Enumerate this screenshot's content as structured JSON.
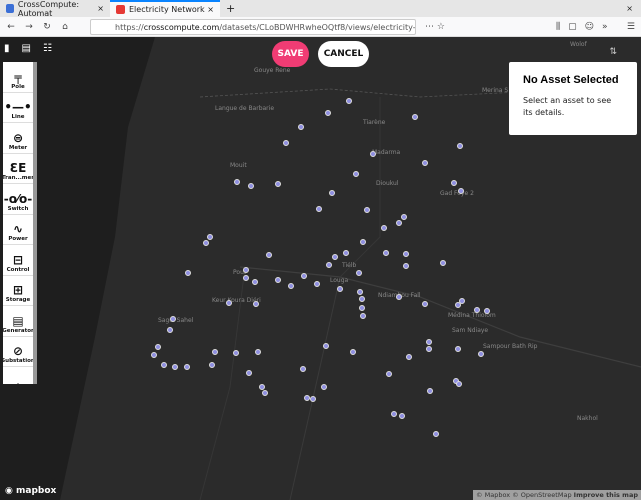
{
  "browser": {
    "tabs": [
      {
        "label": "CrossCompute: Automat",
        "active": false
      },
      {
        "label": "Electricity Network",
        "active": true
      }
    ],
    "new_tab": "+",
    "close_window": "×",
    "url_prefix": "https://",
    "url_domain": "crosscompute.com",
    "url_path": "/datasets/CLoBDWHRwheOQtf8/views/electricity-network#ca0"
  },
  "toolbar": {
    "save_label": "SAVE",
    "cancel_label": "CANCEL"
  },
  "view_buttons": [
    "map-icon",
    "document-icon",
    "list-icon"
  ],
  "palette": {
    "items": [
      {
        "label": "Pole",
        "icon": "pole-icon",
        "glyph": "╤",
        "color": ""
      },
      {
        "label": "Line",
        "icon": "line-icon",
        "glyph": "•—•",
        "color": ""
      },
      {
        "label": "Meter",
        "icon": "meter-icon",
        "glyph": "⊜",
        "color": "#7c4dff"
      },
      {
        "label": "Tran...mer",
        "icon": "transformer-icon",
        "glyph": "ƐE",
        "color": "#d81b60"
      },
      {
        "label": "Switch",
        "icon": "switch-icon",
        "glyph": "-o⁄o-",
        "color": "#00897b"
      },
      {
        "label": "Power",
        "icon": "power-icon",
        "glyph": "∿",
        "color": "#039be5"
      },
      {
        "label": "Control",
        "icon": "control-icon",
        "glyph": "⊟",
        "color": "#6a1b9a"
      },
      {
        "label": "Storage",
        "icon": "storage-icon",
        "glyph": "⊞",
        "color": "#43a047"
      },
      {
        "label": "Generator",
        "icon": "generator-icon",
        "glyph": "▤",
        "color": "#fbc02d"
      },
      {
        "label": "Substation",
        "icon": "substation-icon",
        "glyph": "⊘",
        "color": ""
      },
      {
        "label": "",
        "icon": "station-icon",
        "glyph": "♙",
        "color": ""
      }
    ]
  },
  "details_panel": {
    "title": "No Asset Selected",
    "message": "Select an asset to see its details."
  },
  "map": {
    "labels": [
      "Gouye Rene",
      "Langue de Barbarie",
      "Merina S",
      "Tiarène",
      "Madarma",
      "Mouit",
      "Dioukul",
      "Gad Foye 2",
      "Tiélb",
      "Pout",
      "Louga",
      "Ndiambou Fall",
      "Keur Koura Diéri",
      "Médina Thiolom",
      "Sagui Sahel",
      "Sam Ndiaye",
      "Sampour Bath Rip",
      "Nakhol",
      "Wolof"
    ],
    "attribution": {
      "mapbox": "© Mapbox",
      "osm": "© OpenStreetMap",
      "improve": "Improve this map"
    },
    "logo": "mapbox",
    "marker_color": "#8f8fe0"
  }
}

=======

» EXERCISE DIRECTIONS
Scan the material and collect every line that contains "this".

» EXERCISE SOLUTION
Enumerate this screenshot's content as structured JSON.
      "improve": "Improve this map"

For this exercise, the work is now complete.